> [Records supplied]
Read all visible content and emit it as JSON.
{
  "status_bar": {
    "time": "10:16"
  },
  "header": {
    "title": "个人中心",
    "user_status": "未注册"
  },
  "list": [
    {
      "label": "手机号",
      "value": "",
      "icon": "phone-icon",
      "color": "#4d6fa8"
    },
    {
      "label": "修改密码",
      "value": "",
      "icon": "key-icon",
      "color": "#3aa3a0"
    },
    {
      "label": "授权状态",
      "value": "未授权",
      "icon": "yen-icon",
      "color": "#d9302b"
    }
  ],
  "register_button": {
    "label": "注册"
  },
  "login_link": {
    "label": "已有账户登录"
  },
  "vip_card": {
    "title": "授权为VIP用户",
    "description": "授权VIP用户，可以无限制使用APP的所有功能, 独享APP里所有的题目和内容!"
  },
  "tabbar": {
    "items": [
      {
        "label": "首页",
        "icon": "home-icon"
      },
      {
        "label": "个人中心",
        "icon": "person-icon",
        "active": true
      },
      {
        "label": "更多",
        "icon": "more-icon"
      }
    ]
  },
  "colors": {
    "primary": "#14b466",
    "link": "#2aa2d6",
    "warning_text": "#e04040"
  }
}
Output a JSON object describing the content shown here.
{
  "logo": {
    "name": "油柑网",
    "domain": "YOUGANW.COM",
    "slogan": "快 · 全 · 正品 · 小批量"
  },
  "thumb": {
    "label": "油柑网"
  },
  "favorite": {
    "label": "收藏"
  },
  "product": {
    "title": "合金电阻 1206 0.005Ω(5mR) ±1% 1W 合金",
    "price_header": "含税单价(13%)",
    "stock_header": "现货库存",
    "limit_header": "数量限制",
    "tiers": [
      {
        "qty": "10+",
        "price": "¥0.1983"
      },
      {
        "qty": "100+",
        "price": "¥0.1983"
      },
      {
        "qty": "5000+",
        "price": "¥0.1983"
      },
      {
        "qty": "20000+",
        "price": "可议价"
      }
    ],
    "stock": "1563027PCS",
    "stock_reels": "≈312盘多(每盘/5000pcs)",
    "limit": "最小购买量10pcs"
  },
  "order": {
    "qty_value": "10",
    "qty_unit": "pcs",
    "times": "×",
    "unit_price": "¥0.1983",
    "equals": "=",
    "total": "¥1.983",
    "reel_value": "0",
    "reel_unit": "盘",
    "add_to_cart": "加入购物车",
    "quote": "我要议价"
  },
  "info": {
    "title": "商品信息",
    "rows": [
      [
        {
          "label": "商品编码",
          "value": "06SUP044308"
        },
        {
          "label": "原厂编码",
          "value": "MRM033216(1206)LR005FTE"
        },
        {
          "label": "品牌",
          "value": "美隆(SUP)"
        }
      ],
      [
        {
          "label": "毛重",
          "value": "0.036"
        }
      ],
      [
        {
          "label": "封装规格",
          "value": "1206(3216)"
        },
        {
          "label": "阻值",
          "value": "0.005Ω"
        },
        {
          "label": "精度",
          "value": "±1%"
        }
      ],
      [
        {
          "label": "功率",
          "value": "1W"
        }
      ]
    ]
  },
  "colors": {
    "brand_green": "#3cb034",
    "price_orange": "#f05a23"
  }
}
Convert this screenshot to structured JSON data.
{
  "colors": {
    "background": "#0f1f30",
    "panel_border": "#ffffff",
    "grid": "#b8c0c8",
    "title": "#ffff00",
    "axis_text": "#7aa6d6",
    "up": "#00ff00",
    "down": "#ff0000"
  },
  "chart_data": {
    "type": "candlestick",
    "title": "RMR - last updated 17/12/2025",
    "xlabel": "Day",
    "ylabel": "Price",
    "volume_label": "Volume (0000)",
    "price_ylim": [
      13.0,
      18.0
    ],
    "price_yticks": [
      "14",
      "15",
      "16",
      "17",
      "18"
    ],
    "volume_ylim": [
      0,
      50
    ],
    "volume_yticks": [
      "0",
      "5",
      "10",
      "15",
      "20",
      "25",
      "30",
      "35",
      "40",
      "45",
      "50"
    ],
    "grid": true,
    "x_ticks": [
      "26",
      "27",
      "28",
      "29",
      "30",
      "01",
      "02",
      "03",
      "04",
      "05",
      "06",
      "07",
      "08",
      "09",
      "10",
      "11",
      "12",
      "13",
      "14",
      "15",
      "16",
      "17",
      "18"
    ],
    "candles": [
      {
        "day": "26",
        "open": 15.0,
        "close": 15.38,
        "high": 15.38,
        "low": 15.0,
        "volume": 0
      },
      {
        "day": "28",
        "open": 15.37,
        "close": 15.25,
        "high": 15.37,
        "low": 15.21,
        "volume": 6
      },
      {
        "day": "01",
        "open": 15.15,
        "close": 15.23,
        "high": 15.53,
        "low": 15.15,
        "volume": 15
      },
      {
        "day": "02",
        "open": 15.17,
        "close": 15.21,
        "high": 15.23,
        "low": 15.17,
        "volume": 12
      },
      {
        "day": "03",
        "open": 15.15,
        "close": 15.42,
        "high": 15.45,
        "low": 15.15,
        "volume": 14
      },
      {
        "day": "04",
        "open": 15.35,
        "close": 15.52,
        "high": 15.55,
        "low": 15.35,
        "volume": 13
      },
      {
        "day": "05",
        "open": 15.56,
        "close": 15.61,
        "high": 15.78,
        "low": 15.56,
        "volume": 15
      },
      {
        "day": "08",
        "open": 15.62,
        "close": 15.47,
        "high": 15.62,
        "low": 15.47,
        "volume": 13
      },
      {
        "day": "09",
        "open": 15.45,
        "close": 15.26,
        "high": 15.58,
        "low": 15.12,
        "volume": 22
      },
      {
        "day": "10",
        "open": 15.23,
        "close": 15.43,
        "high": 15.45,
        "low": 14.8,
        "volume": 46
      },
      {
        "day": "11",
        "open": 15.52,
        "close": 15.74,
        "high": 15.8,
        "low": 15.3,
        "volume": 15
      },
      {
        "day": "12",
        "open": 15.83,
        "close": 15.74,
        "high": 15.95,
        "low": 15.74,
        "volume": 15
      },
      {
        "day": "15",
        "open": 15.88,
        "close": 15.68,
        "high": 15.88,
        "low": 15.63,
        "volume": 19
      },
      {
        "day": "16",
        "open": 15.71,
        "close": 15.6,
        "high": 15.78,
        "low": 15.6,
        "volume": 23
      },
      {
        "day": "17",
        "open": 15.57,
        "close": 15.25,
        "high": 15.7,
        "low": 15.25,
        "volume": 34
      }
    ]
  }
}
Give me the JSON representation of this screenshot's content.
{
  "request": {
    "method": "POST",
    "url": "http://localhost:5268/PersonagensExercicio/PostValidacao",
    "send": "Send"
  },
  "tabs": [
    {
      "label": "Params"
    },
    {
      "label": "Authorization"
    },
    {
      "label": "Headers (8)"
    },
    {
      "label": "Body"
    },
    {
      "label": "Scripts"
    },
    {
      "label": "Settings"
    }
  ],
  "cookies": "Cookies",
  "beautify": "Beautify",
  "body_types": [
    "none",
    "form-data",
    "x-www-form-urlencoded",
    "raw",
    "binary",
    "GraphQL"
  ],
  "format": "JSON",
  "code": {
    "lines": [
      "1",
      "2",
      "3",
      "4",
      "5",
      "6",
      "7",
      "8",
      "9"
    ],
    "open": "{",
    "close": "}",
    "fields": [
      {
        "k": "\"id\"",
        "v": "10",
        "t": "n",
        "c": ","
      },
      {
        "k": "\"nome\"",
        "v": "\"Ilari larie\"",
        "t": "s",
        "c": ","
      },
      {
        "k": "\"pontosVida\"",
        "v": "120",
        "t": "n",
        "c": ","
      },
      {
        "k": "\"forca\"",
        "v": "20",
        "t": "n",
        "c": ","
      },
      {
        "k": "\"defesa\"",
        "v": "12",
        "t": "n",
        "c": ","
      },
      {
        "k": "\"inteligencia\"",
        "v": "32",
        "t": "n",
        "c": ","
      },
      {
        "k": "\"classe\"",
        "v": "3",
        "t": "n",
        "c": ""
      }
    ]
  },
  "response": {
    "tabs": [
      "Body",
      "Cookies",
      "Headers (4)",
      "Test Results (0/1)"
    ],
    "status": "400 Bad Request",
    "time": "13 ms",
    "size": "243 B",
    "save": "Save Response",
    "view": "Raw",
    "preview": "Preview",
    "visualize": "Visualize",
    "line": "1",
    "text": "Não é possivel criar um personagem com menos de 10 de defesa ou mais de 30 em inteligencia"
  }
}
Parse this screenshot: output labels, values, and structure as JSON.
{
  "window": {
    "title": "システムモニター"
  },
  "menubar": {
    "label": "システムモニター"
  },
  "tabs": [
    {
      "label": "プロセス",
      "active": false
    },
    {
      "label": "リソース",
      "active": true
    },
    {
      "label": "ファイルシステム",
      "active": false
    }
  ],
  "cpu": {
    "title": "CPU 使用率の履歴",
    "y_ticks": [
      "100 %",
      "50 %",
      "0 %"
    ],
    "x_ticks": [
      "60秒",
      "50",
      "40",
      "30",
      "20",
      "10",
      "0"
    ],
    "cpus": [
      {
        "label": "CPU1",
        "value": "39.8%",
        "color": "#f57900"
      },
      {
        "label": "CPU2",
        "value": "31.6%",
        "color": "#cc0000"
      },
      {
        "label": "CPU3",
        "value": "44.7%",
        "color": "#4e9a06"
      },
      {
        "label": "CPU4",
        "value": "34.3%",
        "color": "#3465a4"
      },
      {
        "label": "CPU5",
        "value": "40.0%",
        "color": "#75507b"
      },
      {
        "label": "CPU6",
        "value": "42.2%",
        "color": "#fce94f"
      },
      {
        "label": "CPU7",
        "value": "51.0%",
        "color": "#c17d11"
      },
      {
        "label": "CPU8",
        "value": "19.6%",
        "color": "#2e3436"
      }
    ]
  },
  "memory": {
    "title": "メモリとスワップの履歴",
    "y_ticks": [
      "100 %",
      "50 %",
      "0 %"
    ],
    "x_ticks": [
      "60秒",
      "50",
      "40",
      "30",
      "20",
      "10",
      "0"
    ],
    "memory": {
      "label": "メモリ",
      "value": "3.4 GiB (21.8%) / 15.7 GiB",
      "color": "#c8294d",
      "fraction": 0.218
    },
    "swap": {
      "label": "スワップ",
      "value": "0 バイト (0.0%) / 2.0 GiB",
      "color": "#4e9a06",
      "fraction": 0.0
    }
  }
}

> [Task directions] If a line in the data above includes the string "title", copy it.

> [Solution]
    "title": "个人中心",
    "title": "授权为VIP用户",
    "title": "合金电阻 1206 0.005Ω(5mR) ±1% 1W 合金",
    "title": "商品信息",
    "title": "#ffff00",
    "title": "RMR - last updated 17/12/2025",
    "title": "システムモニター"
    "title": "CPU 使用率の履歴",
    "title": "メモリとスワップの履歴",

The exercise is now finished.